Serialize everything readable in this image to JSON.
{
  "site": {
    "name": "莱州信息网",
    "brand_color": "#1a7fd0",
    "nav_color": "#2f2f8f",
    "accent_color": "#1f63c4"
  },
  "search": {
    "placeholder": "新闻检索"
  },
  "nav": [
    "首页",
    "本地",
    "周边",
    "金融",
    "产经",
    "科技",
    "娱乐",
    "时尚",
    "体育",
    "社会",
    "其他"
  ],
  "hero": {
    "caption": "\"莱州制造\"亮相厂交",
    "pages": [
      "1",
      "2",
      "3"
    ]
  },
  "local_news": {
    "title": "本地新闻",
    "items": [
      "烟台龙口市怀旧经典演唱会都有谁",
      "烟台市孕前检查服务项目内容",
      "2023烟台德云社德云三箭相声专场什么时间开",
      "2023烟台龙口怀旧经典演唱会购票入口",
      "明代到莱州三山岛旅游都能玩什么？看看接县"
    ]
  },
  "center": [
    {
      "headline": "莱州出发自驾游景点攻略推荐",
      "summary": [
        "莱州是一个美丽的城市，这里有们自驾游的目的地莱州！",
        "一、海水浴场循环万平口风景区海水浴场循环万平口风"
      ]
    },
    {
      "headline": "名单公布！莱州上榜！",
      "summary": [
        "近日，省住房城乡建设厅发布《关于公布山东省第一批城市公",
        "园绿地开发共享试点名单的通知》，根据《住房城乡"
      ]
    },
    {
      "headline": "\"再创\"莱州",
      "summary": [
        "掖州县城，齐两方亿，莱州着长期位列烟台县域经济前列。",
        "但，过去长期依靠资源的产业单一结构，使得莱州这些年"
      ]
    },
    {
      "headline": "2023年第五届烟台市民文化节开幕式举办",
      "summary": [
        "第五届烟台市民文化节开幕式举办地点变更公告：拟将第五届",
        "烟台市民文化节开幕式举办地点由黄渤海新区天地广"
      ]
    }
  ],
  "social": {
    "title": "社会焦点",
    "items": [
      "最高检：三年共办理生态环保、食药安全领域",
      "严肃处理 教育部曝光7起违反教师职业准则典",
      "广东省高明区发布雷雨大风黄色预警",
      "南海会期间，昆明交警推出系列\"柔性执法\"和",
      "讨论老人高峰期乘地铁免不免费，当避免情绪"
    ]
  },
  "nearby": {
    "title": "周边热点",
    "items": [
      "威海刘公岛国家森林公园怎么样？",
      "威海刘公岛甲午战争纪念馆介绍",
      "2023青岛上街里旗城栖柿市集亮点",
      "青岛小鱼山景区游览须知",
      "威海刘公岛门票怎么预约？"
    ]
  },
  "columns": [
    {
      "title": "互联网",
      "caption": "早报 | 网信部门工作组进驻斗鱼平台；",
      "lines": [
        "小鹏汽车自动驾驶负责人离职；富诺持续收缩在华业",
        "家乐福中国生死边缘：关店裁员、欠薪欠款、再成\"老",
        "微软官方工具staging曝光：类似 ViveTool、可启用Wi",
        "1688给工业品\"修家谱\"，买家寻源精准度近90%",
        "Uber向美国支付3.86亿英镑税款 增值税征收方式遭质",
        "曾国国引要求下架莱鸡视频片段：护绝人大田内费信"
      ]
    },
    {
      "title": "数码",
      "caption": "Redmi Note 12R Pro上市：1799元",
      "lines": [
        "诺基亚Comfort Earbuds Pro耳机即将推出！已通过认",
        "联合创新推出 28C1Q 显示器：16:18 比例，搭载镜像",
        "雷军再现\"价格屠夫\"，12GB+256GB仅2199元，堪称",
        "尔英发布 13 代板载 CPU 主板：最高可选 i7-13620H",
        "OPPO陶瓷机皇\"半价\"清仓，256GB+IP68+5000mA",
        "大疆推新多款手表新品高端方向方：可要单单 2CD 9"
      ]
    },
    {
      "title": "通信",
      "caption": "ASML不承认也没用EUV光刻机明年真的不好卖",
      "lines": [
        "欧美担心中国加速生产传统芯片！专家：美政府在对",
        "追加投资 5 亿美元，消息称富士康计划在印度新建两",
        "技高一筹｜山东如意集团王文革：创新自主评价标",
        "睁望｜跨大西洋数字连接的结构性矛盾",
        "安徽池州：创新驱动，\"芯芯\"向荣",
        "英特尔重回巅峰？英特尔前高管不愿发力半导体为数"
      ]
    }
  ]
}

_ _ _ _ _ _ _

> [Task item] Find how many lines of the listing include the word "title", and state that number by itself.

> [Answer section] 6